- [Brief]:
Find how many lines of the following entries contain "Desktop". Reply with the number alone.

- [Recorded data]:

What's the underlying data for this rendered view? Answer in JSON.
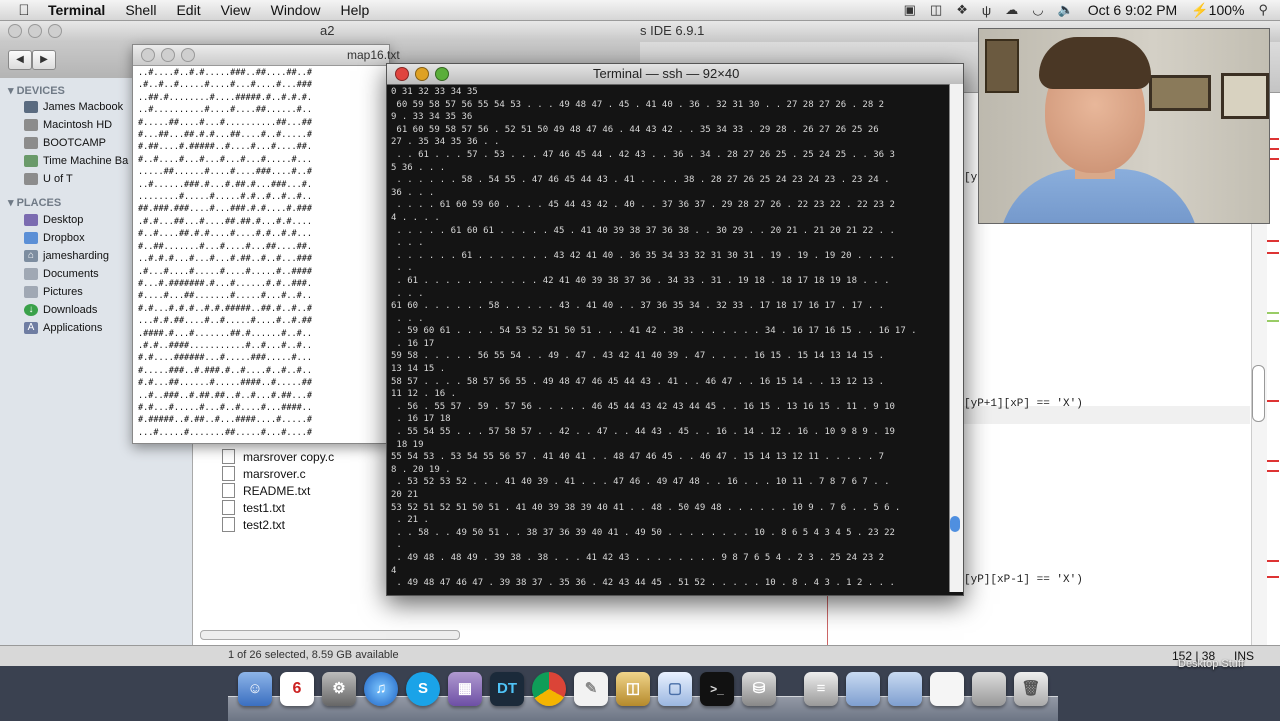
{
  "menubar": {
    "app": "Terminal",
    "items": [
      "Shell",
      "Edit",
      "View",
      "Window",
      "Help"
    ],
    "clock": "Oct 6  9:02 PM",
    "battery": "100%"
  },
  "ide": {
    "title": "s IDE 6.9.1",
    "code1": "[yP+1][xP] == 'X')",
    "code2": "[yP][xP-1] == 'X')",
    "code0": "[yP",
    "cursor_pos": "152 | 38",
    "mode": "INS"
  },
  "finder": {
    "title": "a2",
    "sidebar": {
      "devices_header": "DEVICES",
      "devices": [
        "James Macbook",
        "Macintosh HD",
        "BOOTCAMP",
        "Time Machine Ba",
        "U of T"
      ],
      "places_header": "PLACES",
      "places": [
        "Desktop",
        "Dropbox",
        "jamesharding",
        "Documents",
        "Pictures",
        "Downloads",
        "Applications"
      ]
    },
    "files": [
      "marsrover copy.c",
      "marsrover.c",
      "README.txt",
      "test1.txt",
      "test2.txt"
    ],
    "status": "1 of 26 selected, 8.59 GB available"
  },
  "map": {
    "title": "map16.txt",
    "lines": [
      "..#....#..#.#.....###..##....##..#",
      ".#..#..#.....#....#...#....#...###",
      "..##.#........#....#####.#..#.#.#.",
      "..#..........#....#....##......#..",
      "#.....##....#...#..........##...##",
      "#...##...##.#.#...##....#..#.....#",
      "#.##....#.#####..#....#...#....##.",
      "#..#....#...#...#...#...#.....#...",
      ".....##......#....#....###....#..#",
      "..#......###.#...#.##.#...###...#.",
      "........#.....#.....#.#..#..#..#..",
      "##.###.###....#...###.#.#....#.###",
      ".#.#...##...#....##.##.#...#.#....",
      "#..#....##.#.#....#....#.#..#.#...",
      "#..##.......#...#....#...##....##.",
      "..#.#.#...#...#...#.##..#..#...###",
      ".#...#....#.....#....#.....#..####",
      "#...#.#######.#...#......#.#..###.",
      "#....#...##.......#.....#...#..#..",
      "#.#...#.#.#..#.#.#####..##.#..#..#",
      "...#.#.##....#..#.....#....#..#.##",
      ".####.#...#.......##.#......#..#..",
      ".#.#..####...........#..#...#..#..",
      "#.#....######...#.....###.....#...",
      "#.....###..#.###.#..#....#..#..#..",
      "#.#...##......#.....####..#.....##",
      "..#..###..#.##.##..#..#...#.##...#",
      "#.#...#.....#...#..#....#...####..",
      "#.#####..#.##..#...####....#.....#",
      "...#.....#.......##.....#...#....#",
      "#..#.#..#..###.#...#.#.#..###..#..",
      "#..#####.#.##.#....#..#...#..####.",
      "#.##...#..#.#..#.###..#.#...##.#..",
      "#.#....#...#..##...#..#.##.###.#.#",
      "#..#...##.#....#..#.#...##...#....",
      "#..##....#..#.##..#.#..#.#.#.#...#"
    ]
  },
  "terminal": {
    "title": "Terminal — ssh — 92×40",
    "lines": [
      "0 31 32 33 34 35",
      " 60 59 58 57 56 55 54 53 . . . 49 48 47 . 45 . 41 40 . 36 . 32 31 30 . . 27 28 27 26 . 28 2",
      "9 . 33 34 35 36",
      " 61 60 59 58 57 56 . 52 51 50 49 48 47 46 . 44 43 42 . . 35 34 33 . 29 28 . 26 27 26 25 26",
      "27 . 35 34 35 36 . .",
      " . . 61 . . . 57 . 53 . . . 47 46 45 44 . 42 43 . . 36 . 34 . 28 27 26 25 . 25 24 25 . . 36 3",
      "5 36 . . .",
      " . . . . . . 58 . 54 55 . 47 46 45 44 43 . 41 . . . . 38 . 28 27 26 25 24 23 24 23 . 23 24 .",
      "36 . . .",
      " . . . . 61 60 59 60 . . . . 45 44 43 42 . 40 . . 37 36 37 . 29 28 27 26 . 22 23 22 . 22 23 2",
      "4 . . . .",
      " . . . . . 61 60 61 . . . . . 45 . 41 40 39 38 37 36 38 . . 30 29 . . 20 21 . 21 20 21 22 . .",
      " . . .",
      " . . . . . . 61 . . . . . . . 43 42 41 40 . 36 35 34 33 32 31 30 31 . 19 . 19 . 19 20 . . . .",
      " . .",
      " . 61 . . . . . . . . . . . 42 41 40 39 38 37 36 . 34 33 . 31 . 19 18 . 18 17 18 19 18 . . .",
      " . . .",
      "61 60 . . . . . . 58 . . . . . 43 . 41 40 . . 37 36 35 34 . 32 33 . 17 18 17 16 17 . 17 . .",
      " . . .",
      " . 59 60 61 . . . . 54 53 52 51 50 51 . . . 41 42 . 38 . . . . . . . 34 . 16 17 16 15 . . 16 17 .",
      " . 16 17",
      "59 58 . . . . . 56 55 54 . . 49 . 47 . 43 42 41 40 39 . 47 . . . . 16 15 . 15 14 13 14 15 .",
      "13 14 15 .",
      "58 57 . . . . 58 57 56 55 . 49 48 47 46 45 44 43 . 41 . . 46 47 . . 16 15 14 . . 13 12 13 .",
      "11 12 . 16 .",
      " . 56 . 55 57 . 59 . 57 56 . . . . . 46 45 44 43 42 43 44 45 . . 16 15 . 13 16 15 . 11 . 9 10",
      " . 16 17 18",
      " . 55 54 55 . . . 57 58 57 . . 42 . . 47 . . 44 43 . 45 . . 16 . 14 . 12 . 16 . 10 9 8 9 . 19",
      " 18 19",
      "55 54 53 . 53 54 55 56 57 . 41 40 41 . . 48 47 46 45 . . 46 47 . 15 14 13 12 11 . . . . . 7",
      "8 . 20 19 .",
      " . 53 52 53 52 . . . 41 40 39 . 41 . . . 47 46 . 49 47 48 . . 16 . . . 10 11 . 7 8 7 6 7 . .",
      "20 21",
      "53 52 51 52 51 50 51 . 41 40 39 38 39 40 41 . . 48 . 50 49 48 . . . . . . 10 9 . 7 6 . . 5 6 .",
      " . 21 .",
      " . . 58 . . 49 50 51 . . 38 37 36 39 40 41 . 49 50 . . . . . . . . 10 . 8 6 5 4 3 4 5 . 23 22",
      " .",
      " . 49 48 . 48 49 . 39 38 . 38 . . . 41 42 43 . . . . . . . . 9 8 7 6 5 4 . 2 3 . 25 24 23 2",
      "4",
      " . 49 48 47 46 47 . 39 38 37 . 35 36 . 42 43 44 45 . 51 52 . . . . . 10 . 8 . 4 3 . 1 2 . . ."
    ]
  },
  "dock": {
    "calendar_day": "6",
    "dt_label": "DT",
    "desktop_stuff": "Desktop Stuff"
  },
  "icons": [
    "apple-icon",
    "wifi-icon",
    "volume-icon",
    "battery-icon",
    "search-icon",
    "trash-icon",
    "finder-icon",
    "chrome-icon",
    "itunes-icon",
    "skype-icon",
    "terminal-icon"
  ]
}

- [Final answer]:
2